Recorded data
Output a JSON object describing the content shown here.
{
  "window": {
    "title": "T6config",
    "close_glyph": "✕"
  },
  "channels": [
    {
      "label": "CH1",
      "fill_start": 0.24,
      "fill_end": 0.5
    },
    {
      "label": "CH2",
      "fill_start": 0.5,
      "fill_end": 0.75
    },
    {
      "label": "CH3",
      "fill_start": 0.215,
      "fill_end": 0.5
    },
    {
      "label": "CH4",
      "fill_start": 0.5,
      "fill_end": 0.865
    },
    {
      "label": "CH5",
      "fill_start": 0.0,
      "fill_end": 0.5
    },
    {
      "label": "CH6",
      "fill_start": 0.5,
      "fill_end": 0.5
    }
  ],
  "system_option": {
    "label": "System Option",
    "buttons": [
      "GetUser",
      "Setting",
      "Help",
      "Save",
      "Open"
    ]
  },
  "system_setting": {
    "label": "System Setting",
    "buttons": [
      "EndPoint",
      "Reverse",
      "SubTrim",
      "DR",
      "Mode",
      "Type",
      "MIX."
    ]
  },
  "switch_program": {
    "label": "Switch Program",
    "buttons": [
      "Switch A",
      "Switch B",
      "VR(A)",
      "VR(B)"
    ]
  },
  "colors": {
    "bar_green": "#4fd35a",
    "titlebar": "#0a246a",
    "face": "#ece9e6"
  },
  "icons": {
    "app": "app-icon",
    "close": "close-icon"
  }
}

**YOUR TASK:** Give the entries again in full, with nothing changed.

**OUTPUT OF THE TASK:**
Output a JSON object describing the content shown here.
{
  "window": {
    "title": "T6config",
    "close_glyph": "✕"
  },
  "channels": [
    {
      "label": "CH1",
      "fill_start": 0.24,
      "fill_end": 0.5
    },
    {
      "label": "CH2",
      "fill_start": 0.5,
      "fill_end": 0.75
    },
    {
      "label": "CH3",
      "fill_start": 0.215,
      "fill_end": 0.5
    },
    {
      "label": "CH4",
      "fill_start": 0.5,
      "fill_end": 0.865
    },
    {
      "label": "CH5",
      "fill_start": 0.0,
      "fill_end": 0.5
    },
    {
      "label": "CH6",
      "fill_start": 0.5,
      "fill_end": 0.5
    }
  ],
  "system_option": {
    "label": "System Option",
    "buttons": [
      "GetUser",
      "Setting",
      "Help",
      "Save",
      "Open"
    ]
  },
  "system_setting": {
    "label": "System Setting",
    "buttons": [
      "EndPoint",
      "Reverse",
      "SubTrim",
      "DR",
      "Mode",
      "Type",
      "MIX."
    ]
  },
  "switch_program": {
    "label": "Switch Program",
    "buttons": [
      "Switch A",
      "Switch B",
      "VR(A)",
      "VR(B)"
    ]
  },
  "colors": {
    "bar_green": "#4fd35a",
    "titlebar": "#0a246a",
    "face": "#ece9e6"
  },
  "icons": {
    "app": "app-icon",
    "close": "close-icon"
  }
}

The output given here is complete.